"The index shows that the slow strengthening that we have seen in the world economy has lifted business sentiment in Asia," said Dr Antonio Fatas, a Singapore-based economics professor at global business school Insead.
The index measuring sentiment in Australia rose to a record high of 92 between October and this month from 69 in the previous quarter. The country's ruling coalition has recovered from a dual-citizenship crisis that threatened to throw policymaking into turmoil.
Signs of a rebound in consumer spending, Chinese demand for Australian metals, and growing capital expenditure in other sectors have also underpinned sentiment.
China, upon which much of Asia depends for trade, saw its sub-index rise to 83 to reach the highest since the third quarter of last year.
South Korea's sub-index rose to 83 from 50 in the previous quarter to reach the highest since the second quarter of 2011, as international pressure has so far slowed the pace of North Korea's missile tests for its nuclear weapons programme.
The sub-index for Indonesia slipped to 92 in the fourth quarter from 100 in the previous quarter but remained at a high level. Sentiment in Thailand and India improved, while sentiment in Taiwan fell to the lowest level in more than a year.

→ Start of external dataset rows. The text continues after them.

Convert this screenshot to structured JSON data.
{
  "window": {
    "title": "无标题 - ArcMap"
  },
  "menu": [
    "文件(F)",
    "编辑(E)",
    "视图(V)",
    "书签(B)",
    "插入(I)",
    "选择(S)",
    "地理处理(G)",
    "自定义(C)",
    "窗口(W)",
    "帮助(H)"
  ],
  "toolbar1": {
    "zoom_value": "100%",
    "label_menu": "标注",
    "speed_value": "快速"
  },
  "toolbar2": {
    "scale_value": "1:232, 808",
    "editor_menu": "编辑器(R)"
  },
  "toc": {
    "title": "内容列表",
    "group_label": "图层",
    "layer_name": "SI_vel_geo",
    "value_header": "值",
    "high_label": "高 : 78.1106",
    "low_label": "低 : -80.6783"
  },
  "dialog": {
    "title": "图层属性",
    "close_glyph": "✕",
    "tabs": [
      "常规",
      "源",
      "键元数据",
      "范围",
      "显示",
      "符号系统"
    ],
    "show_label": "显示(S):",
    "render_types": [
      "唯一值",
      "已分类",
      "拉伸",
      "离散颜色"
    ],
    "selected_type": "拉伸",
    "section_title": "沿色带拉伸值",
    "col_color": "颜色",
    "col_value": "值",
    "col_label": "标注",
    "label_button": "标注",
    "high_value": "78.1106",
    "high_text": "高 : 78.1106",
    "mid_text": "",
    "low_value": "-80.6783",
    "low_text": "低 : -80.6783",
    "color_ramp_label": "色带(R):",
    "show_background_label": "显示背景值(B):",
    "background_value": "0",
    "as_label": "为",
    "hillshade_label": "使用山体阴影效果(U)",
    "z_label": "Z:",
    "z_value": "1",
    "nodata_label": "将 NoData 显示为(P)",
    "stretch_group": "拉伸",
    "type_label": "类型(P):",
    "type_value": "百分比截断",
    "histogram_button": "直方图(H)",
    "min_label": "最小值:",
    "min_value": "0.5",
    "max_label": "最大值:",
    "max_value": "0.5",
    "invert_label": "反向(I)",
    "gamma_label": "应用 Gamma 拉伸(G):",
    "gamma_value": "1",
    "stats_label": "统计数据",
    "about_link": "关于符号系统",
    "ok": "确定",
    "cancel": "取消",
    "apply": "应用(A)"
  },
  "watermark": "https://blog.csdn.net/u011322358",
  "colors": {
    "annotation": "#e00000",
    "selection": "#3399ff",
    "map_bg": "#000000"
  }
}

The index for Malaysia weakened to 64 from 75 as respondents expressed concern about consumer sentiment. Business sentiment for the Philippines fell to 70 from 83 previously, while in Japan sentiment eased to 70 from 75 in the previous quarter.
The International Monetary Fund and the Organisation for Economic Cooperation and Development have raised their global growth forecasts for this year due to strong trade, consumer spending, and investment in many major economies.
However, the outlook is not without risk. Respondents to the survey showed that companies' biggest concern was a sudden correction in asset prices.
United States stocks have repeatedly set record highs this year, and stock markets in most other countries have rallied strongly due to expectations of faster growth.
Many companies have concerns about protectionism, which can not only hurt exports but also become a barrier to making acquisitions overseas.
Of companies surveyed, nine respondents identified political instability and geopolitical risks as their biggest concerns, because events on one side of the globe, such as Britain's negotiations to leave the European Union, can have consequences elsewhere.
"The impact of Brexit affected British demand for tourism abroad," said the senior investor relations manager at Minor International, Thailand's leading hotel and restaurant operator.